Where Does the Noise Come From?
Metal expands and contracts when heated and cooled, and copper and aluminum expand a lot when heated. Add the fact that they are typically mounted in a metal housing, and you now have two different kinds of metals expanding and contracting at different rates, all while held inside a metal housing that is not moving at all. This will cause a sound until all three elements have settled; then the sounds begin again when things cool down.
Dirty or damaged fins can not only restrict convection airflow; they can also make noise. This noise can be due to the aluminum fins rubbing against one another as they heat up. The best way to handle noise coming from damaged baseboards is to clean and straighten the fins. However, too much damage may require replacement of the baseboard unit.
Some sounds may be not so much ticking, but more of a knocking or a hammering, which may be due to the water being too hot, air in the system, or possibly even water hammer caused by control valves.
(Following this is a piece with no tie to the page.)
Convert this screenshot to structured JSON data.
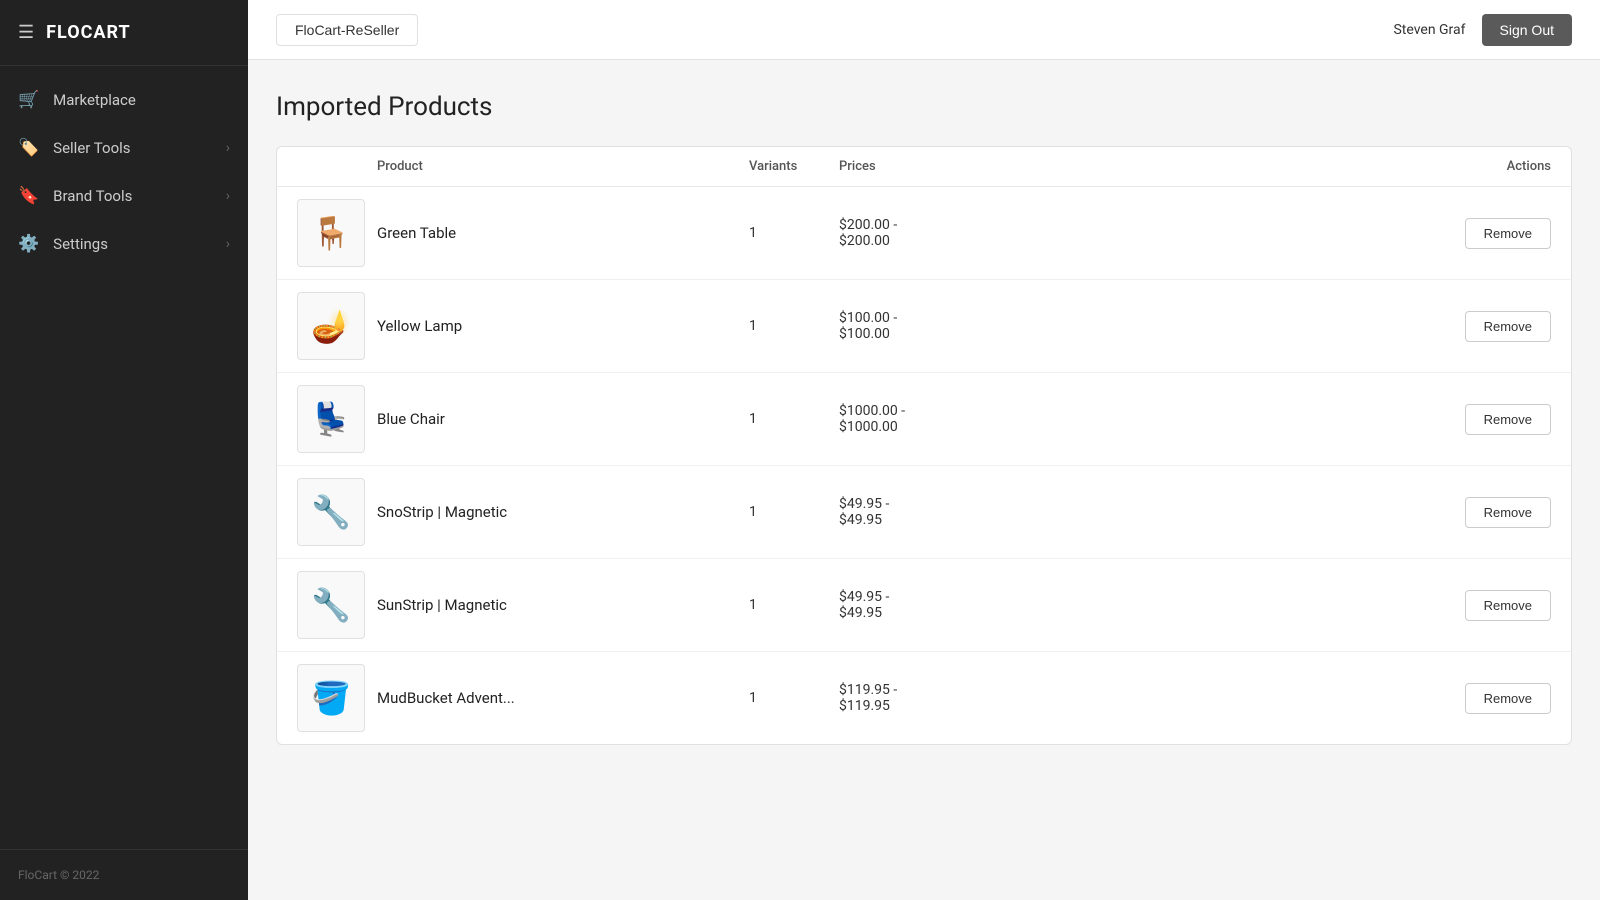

Air in a system can also give an aquarium-type sound that can either keep you up at night or create a sense of peace, depending on how you look at it. But even if you find the sound peaceful, it is not normal. A call to your heating expert should be your next move before your boiler becomes damaged.
Things To Look For
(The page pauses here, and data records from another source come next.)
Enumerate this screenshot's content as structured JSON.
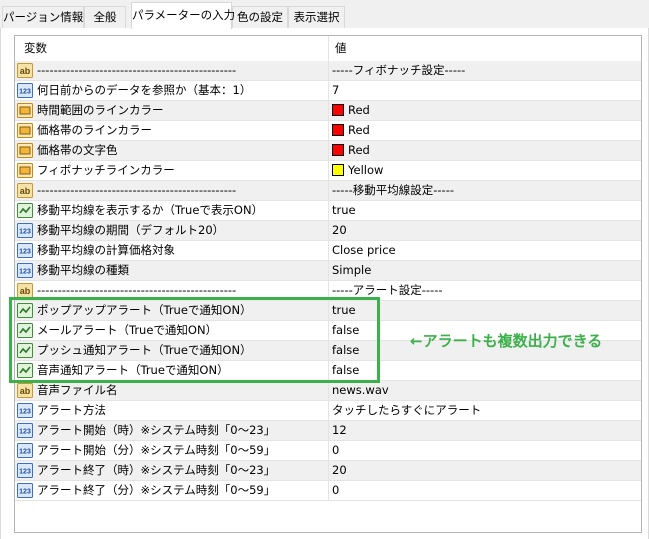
{
  "tabs": [
    {
      "label": "パージョン情報"
    },
    {
      "label": "全般"
    },
    {
      "label": "パラメーターの入力"
    },
    {
      "label": "色の設定"
    },
    {
      "label": "表示選択"
    }
  ],
  "active_tab": 2,
  "grid": {
    "header_name": "変数",
    "header_value": "値"
  },
  "rows": [
    {
      "icon": "ab-icon",
      "name": "------------------------------------------------",
      "value": "-----フィボナッチ設定-----"
    },
    {
      "icon": "123-icon",
      "name": "何日前からのデータを参照か（基本：1）",
      "value": "7"
    },
    {
      "icon": "color-icon",
      "name": "時間範囲のラインカラー",
      "value": "Red",
      "swatch": "#ff0000"
    },
    {
      "icon": "color-icon",
      "name": "価格帯のラインカラー",
      "value": "Red",
      "swatch": "#ff0000"
    },
    {
      "icon": "color-icon",
      "name": "価格帯の文字色",
      "value": "Red",
      "swatch": "#ff0000"
    },
    {
      "icon": "color-icon",
      "name": "フィボナッチラインカラー",
      "value": "Yellow",
      "swatch": "#ffff00"
    },
    {
      "icon": "ab-icon",
      "name": "------------------------------------------------",
      "value": "-----移動平均線設定-----"
    },
    {
      "icon": "bool-icon",
      "name": "移動平均線を表示するか（Trueで表示ON）",
      "value": "true"
    },
    {
      "icon": "123-icon",
      "name": "移動平均線の期間（デフォルト20）",
      "value": "20"
    },
    {
      "icon": "123-icon",
      "name": "移動平均線の計算価格対象",
      "value": "Close price"
    },
    {
      "icon": "123-icon",
      "name": "移動平均線の種類",
      "value": "Simple"
    },
    {
      "icon": "ab-icon",
      "name": "------------------------------------------------",
      "value": "-----アラート設定-----"
    },
    {
      "icon": "bool-icon",
      "name": "ポップアップアラート（Trueで通知ON）",
      "value": "true"
    },
    {
      "icon": "bool-icon",
      "name": "メールアラート（Trueで通知ON）",
      "value": "false"
    },
    {
      "icon": "bool-icon",
      "name": "プッシュ通知アラート（Trueで通知ON）",
      "value": "false"
    },
    {
      "icon": "bool-icon",
      "name": "音声通知アラート（Trueで通知ON）",
      "value": "false"
    },
    {
      "icon": "ab-icon",
      "name": "音声ファイル名",
      "value": "news.wav"
    },
    {
      "icon": "123-icon",
      "name": "アラート方法",
      "value": "タッチしたらすぐにアラート"
    },
    {
      "icon": "123-icon",
      "name": "アラート開始（時）※システム時刻「0～23」",
      "value": "12"
    },
    {
      "icon": "123-icon",
      "name": "アラート開始（分）※システム時刻「0～59」",
      "value": "0"
    },
    {
      "icon": "123-icon",
      "name": "アラート終了（時）※システム時刻「0～23」",
      "value": "20"
    },
    {
      "icon": "123-icon",
      "name": "アラート終了（分）※システム時刻「0～59」",
      "value": "0"
    }
  ],
  "annotation": "←アラートも複数出力できる",
  "colors": {
    "highlight": "#3cb04b",
    "alt_row": "#f0f0f0"
  }
}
Now that the physics lesson is over, it's time to put it to use. Take a look at what could be causing the noise. The biggest noise complaint generally comes from piping that has no room to expand. Copper pipe, as mentioned above, will expand and contract: Raising the temperature of water 100 degrees inside piping will cause 100 feet of copper pipe to expand over 1 inch, and PEX tubing (plastic tubing) can expand 10 times that amount.
Take a look inside your baseboard unit to see if there is enough room for the pipe to expand. Sometimes, it's the installation that causes the problem, which can be taken care of by either shortening the pipe or hanging it using hangers that dampen the sounds of expansion.
Heating System Installation
The problem may not be with the baseboard unit but with the installation of the piping feeding the heater. Check this piping between the boiler and the heater unit to make sure the pipe is well supported with hangers. Also, some baseboard heater units include plastic gliding hangers to help eliminate noise from expansion and contraction where piping enters and exits the unit. If your unit has these, make sure they are intact and in good condition; if not, contact the manufacturer for recommendations.
Knowing your system, how it works, and how it was installed will aid in the repair of noises coming from your baseboard heaters. When in doubt, a call to a professional might just end the sleepless nights.